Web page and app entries
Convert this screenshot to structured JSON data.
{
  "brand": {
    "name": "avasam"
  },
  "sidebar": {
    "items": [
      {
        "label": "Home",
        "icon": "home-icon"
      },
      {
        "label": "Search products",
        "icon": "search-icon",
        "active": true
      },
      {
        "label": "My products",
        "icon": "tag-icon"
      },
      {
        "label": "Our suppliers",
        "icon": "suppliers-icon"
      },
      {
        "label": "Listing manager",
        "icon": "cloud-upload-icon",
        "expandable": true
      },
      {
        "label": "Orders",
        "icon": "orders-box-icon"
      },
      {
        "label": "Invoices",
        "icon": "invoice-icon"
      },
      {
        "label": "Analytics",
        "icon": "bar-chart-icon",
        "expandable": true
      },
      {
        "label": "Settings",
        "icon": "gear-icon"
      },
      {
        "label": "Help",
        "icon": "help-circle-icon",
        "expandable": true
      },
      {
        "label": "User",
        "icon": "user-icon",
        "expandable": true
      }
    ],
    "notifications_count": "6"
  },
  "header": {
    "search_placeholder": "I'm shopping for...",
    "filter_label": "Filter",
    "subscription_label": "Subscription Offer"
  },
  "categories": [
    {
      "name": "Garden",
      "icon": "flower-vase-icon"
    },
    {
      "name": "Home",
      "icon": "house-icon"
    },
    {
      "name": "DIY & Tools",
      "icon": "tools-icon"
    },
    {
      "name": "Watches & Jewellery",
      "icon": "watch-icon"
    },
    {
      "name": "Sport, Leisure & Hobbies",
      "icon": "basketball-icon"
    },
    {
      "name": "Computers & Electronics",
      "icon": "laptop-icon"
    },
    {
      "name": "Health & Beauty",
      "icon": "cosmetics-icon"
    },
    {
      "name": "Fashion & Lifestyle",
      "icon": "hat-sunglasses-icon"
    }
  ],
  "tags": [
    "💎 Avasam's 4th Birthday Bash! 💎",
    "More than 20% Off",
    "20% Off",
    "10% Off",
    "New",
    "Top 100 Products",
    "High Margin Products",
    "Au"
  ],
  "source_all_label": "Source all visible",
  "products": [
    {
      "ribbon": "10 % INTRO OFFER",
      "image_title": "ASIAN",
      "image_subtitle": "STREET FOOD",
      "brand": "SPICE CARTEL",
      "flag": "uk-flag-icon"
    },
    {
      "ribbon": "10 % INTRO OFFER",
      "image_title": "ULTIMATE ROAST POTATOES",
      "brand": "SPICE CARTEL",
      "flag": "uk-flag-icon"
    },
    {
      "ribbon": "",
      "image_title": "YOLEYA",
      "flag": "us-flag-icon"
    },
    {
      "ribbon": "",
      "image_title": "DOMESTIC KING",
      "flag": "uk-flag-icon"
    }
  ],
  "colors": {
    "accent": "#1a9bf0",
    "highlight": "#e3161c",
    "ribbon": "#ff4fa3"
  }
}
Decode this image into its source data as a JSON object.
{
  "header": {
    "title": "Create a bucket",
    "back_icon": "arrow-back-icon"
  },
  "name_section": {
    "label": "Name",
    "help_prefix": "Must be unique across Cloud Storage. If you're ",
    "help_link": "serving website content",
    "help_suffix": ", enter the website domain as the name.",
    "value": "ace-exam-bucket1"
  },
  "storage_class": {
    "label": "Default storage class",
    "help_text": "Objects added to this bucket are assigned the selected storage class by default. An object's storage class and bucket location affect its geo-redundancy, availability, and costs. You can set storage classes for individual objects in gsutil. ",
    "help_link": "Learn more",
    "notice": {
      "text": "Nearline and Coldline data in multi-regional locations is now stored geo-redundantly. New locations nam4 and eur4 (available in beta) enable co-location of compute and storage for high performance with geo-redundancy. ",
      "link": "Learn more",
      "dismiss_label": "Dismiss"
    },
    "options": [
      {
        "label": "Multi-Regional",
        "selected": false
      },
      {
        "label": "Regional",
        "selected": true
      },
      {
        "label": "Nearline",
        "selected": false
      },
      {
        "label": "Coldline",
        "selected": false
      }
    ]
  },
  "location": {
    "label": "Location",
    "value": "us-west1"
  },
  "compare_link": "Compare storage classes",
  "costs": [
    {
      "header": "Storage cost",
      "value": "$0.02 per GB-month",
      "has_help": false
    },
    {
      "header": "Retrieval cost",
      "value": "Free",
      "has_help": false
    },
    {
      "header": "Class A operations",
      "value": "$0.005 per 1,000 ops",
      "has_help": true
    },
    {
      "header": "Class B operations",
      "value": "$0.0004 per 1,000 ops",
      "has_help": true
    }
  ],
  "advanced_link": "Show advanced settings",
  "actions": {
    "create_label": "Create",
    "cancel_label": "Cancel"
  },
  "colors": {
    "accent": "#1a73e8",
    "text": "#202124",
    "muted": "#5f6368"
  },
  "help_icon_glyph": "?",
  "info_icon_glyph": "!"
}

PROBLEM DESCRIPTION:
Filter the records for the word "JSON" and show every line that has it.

EXERCISE RESULT:
Convert this screenshot to structured JSON data.
Decode this image into its source data as a JSON object.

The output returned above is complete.